A paradigm is how we view the world around us. A paradigm shift is an “Aha” moment when our perspective changes. We observe this in the story of David and Goliath. A young shepherd named David is sent by his father to take food to his brothers who are afraid to fight this 9.5 foot plus tall “giant” of a man as he thrashes them with his verbal insults. Their perspective and paradigm are they have no one big or strong enough to fight this giant! David is astounded that there is not one man, including King Saul, who is willing to defend the honor and God of Israel. Exasperated by their doubts, David remarks, “Is there not a cause?” David then tells King Saul of his plan to fight Goliath. Saul remarks, “thou art but a youth and he is a man of war from his youth!” David responds that he has kept and defended his father’s sheep for years and even slew a lion and a bear in defense of his flock. There was the paradigm shift. Everyone was afraid of the size and skill of Goliath. Instead David was thinking, HOW CAN I MISS!? He is so big I can’t miss hitting him just like I did with the lion and the bear! (1 Samuel 17:4-54 Bible KJV)
Education is our cause! Have you had your personal educational paradigm shift? I saw such a shift this summer with the courage of a young family in Southern Oregon with a tenacious mother that wanted a charter school in her town. When the bureaucracy ganged up on her and the other parents and denied them; they shifted their paradigm. They built a private school that most of the children in that town now attend. Micro-schools, home schools and charter schools continue to lead the way in post-COVID education. Parents and especially mothers have planted their maternal flags in the ground that their children and the education of such belong to them, not the state. How do we sustain such a bold yet natural, self-evident truth? Rabbi Jonathan Sacks stated, “To defend a country you need an army. But to defend a free society you need schools. You need families and an educational system in which ideals are passed on from one generation to the next, and never lost, or despaired of, or obscured. There has never been a more profound understanding of freedom. It is not difficult, Moses was saying, to gain liberty, but to sustain it is the work of a hundred generations. Forget it and you lose it.” Education is not a one-time event, it is a process and a character shift. It is generational thinking. It is understood that we are planting shade trees by building educational sanctuaries for children becoming great citizens and souls that will produce the shade of which we may never personally repose. It is generational thinking that is required to sustain liberty and families into the future.
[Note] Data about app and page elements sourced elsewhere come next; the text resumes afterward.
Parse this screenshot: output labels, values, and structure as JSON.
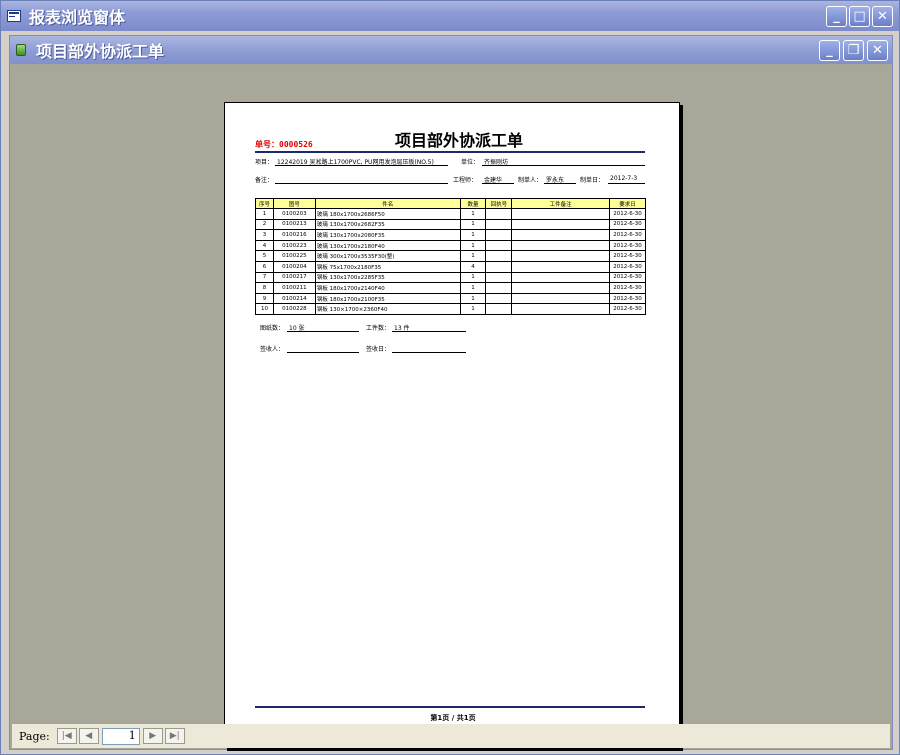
{
  "window": {
    "title": "报表浏览窗体"
  },
  "inner_window": {
    "title": "项目部外协派工单"
  },
  "report": {
    "number_label": "单号：",
    "number": "0000526",
    "title": "项目部外协派工单",
    "project_label": "项目：",
    "project_value": "12242019 吴淞路上1700PVC, PU网用发泡层压板(NO.5)",
    "unit_label": "单位：",
    "unit_value": "齐振刚坊",
    "remark_label": "备注：",
    "remark_value": "",
    "engineer_label": "工程师：",
    "engineer_value": "金建华",
    "maker_label": "制单人：",
    "maker_value": "罗永东",
    "date_label": "制单日：",
    "date_value": "2012-7-3",
    "table_headers": [
      "序号",
      "图号",
      "件名",
      "数量",
      "回执号",
      "工件备注",
      "要求日"
    ],
    "rows": [
      [
        "1",
        "0100203",
        "玻璃 180x1700x2686F50",
        "1",
        "",
        "",
        "2012-6-30"
      ],
      [
        "2",
        "0100213",
        "玻璃 130x1700x2682F35",
        "1",
        "",
        "",
        "2012-6-30"
      ],
      [
        "3",
        "0100216",
        "玻璃 130x1700x2080F35",
        "1",
        "",
        "",
        "2012-6-30"
      ],
      [
        "4",
        "0100223",
        "玻璃 130x1700x2180F40",
        "1",
        "",
        "",
        "2012-6-30"
      ],
      [
        "5",
        "0100225",
        "玻璃 300x1700x3535F30(整)",
        "1",
        "",
        "",
        "2012-6-30"
      ],
      [
        "6",
        "0100204",
        "钢板 75x1700x2180F35",
        "4",
        "",
        "",
        "2012-6-30"
      ],
      [
        "7",
        "0100217",
        "钢板 130x1700x2285F35",
        "1",
        "",
        "",
        "2012-6-30"
      ],
      [
        "8",
        "0100211",
        "钢板 180x1700x2140F40",
        "1",
        "",
        "",
        "2012-6-30"
      ],
      [
        "9",
        "0100214",
        "钢板 180x1700x2100F35",
        "1",
        "",
        "",
        "2012-6-30"
      ],
      [
        "10",
        "0100228",
        "钢板 130×1700×2360F40",
        "1",
        "",
        "",
        "2012-6-30"
      ]
    ],
    "drawings_label": "图纸数：",
    "drawings_value": "10 张",
    "pieces_label": "工件数：",
    "pieces_value": "13 件",
    "receiver_label": "签收人：",
    "receiver_value": "",
    "receive_date_label": "签收日：",
    "receive_date_value": "",
    "footer": "第1页 / 共1页"
  },
  "navigation": {
    "page_label": "Page:",
    "current_page": "1"
  }
}
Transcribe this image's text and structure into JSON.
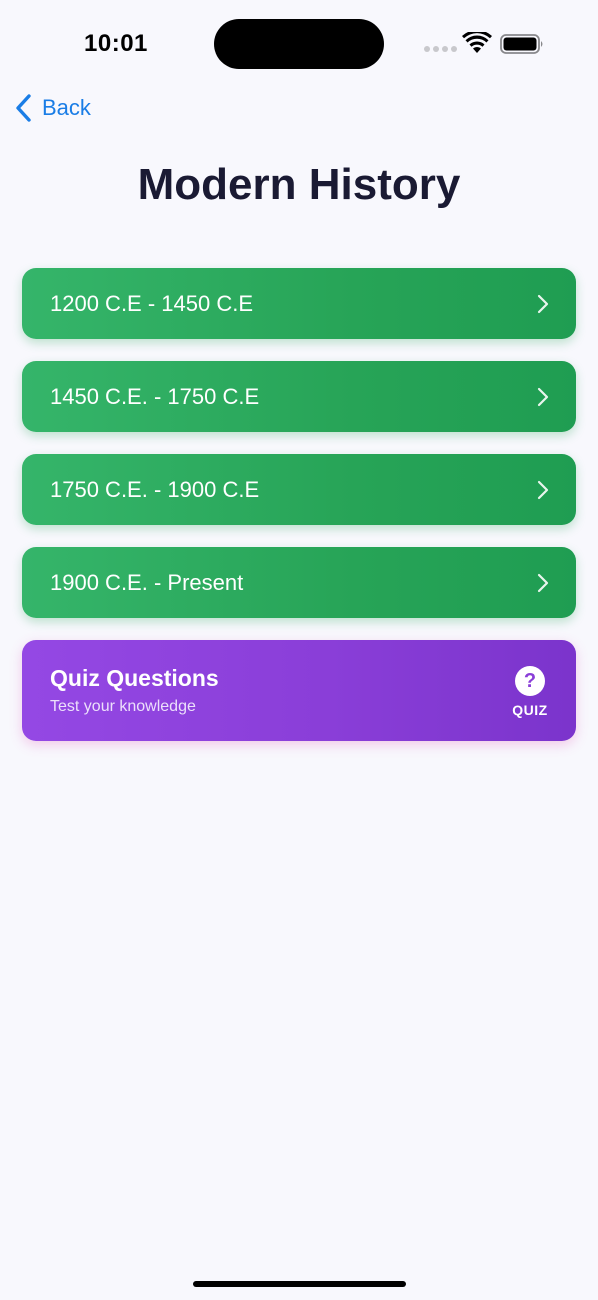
{
  "status_bar": {
    "time": "10:01",
    "icons": [
      "signal-dots-icon",
      "wifi-icon",
      "battery-icon"
    ]
  },
  "nav": {
    "back_label": "Back",
    "back_icon": "chevron-left-icon"
  },
  "page": {
    "title": "Modern History"
  },
  "periods": [
    {
      "label": "1200 C.E - 1450 C.E",
      "icon": "chevron-right-icon"
    },
    {
      "label": "1450 C.E. - 1750 C.E",
      "icon": "chevron-right-icon"
    },
    {
      "label": "1750 C.E. - 1900 C.E",
      "icon": "chevron-right-icon"
    },
    {
      "label": "1900 C.E. - Present",
      "icon": "chevron-right-icon"
    }
  ],
  "quiz": {
    "title": "Quiz Questions",
    "subtitle": "Test your knowledge",
    "icon_glyph": "?",
    "badge": "QUIZ",
    "icon": "question-icon"
  },
  "colors": {
    "background": "#f8f8fd",
    "accent_blue": "#1a7de6",
    "period_green": "#27a457",
    "quiz_purple": "#8a3ed8",
    "title_dark": "#1a1a33"
  }
}
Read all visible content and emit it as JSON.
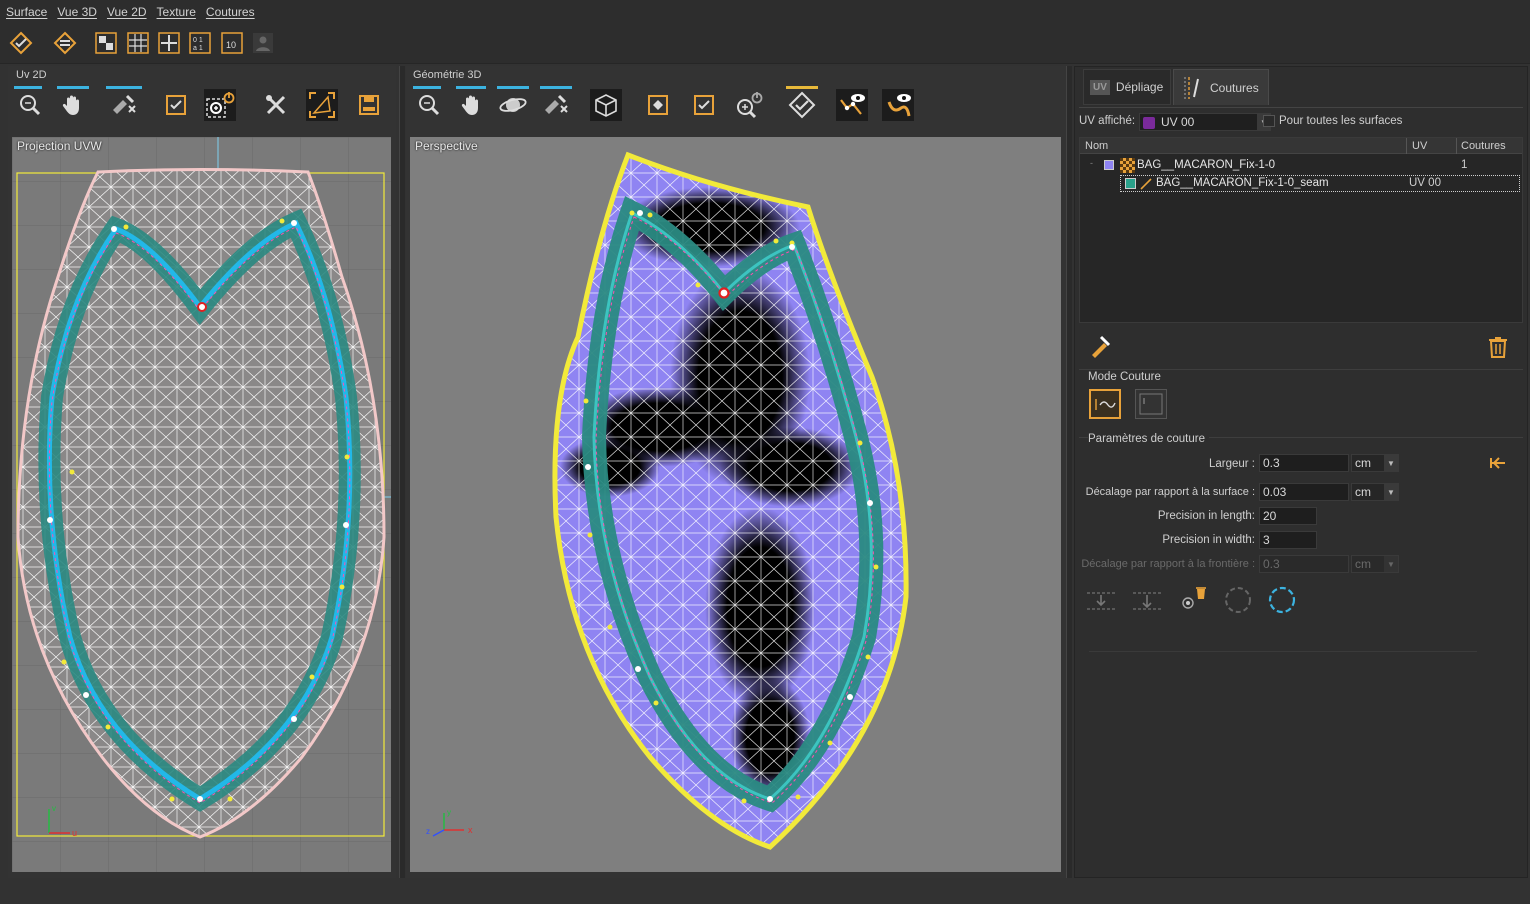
{
  "menu": [
    "Surface",
    "Vue 3D",
    "Vue 2D",
    "Texture",
    "Coutures"
  ],
  "main_toolbar": {
    "icons": [
      "seam-validate-icon",
      "seam-validate-alt-icon",
      "checker-texture-icon",
      "grid-icon",
      "cross-icon",
      "binary-01-icon",
      "number-10-icon",
      "user-icon"
    ]
  },
  "uv2d": {
    "panel_title": "Uv 2D",
    "viewport_title": "Projection UVW",
    "axis_x": "u",
    "axis_y": "v",
    "tools": [
      "zoom-icon",
      "pan-hand-icon",
      "select-edit-icon",
      "validate-icon",
      "zoom-fit-power-icon",
      "tools-icon",
      "frame-select-icon",
      "save-icon"
    ]
  },
  "geo3d": {
    "panel_title": "Géométrie 3D",
    "viewport_title": "Perspective",
    "axis_x": "x",
    "axis_y": "y",
    "axis_z": "z",
    "tools": [
      "zoom-icon",
      "pan-hand-icon",
      "orbit-icon",
      "select-edit-icon",
      "cube-icon",
      "frame-icon",
      "validate-icon",
      "zoom-fit-power-icon",
      "seam-validate-icon",
      "eye-path-icon",
      "eye-curve-icon"
    ]
  },
  "right": {
    "tabs": [
      {
        "label": "Dépliage",
        "icon": "uv-icon"
      },
      {
        "label": "Coutures",
        "icon": "seam-tab-icon"
      }
    ],
    "uv_label": "UV affiché:",
    "uv_value": "UV 00",
    "all_surfaces_label": "Pour toutes les surfaces",
    "table_headers": [
      "Nom",
      "UV",
      "Coutures"
    ],
    "rows": [
      {
        "name": "BAG__MACARON_Fix-1-0",
        "uv": "",
        "seams": "1"
      },
      {
        "name": "BAG__MACARON_Fix-1-0_seam",
        "uv": "UV 00",
        "seams": ""
      }
    ],
    "mode_label": "Mode Couture",
    "params_label": "Paramètres de couture",
    "params": [
      {
        "label": "Largeur :",
        "value": "0.3",
        "unit": "cm"
      },
      {
        "label": "Décalage par rapport à la surface :",
        "value": "0.03",
        "unit": "cm"
      },
      {
        "label": "Precision in length:",
        "value": "20",
        "unit": ""
      },
      {
        "label": "Precision in width:",
        "value": "3",
        "unit": ""
      },
      {
        "label": "Décalage par rapport à la frontière :",
        "value": "0.3",
        "unit": "cm"
      }
    ]
  },
  "colors": {
    "accent": "#e8a23a",
    "blue_line": "#3cb3e0",
    "yellow": "#f2ea3a",
    "seam_cyan": "#22b8e8",
    "mesh": "#ffffff",
    "surface": "#8f84f2"
  }
}
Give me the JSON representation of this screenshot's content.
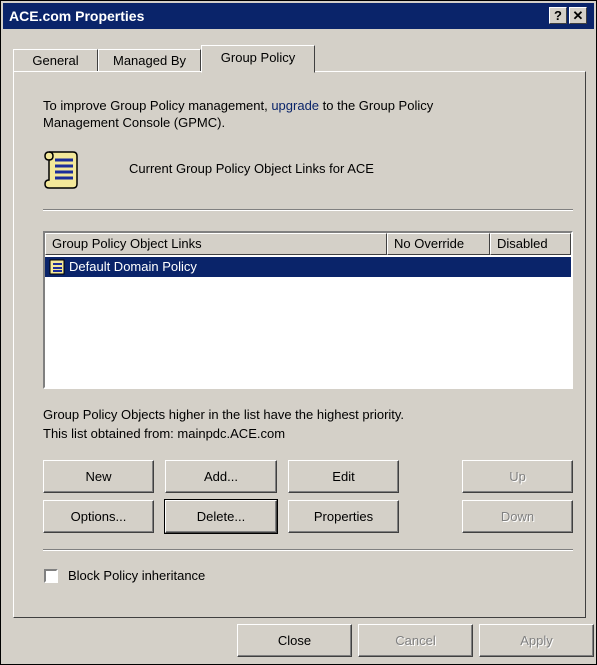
{
  "window": {
    "title": "ACE.com Properties",
    "help_label": "?",
    "close_label": "✕"
  },
  "tabs": [
    {
      "label": "General"
    },
    {
      "label": "Managed By"
    },
    {
      "label": "Group Policy"
    }
  ],
  "intro": {
    "text_before": "To improve Group Policy management, ",
    "link_text": "upgrade",
    "text_after": " to the Group Policy",
    "line2": "Management Console (GPMC)."
  },
  "header_text": "Current Group Policy Object Links for ACE",
  "list": {
    "columns": [
      "Group Policy Object Links",
      "No Override",
      "Disabled"
    ],
    "rows": [
      {
        "name": "Default Domain Policy",
        "no_override": "",
        "disabled": ""
      }
    ]
  },
  "info": {
    "line1": "Group Policy Objects higher in the list have the highest priority.",
    "line2": "This list obtained from: mainpdc.ACE.com"
  },
  "buttons": {
    "new": "New",
    "add": "Add...",
    "edit": "Edit",
    "up": "Up",
    "options": "Options...",
    "delete": "Delete...",
    "properties": "Properties",
    "down": "Down"
  },
  "block_inheritance": {
    "label": "Block Policy inheritance",
    "checked": false
  },
  "footer": {
    "close": "Close",
    "cancel": "Cancel",
    "apply": "Apply"
  }
}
One of my educational paradigm shifts came some 20-25 years ago. I was listening to a mentor, Oliver DeMille, talking about the founding fathers and our country. He noted that most were self-educated and set aside their business and personal interests to give to their communities and country. This is what they termed “public virtue”. A few years later Oliver asked me and others, “What are you doing for your grandchildren?” I did not have any grandchildren at the time, but I knew that my answer had to do with education. The shift was to stop dwelling on today and to think about the world my grandchildren would one day inherit. I thought to myself, what will I tell my posterity about the difficulties of our times? What did I do to build sanctuaries of learning, faith, and freedom?
Earlier this year our family took a trip to Boston. Near the city of Quincy is Penn’s Hill. It was the place where Abigail Adams took a very young John Quincy Adams to observe the Battle of Bunker Hill some 10-15 miles in the distance. She wrote of that day, “The day, perhaps the decisive day is come on which the fate of America depends. My bursting heart must find vent with my pen.” That was a paradigm shift seeing the world and place they lived would never be the same. John Quincy wrote of that day, In 1846 John Quincy Adams recalled, “The year 1775 was the eighth year of my age. Among the first fruits of the War, was the expulsion of my father’s family from their peaceful abode in Boston, to take refuge in his and my native town of Braintree…. For the space of twelve months my mother with her infant children dwelt, liable every hour of the day and of the night to be butchered in cold blood, or taken and carried into Boston as hostages, by any foraging or marauding detachment of men, like that actually sent forth on the 19th. of April, to capture John Hancock and Samuel Adams on their way to attend the continental Congress at Philadelphia. My father was separated from his family, on his way to attend the same continental Congress, and there my mother, with her children lived in unintermitted danger of being consumed with them all in a conflagration kindled by a torch in the same hands which on the 17th. of June lighted the fires in Charlestown. I saw with my own eyes those fires, and heard Britannia’s thunders in the Battle of Bunker’s hill and witnessed the tears of my mother and mingled with them my own, at the fall of Warren a dear friend of my father, and a beloved Physician to me. He had been our family physician and surgeon, and had saved my fore finger from amputation under a very bad fracture….”(https://founders.archives.gov/documents/Adams/04-01-02-0150)
Have you had your educational paradigm shift as to what matters most? Education is where you will find it. Your soul is where you will nurture it. Your actions are where you will sustain it.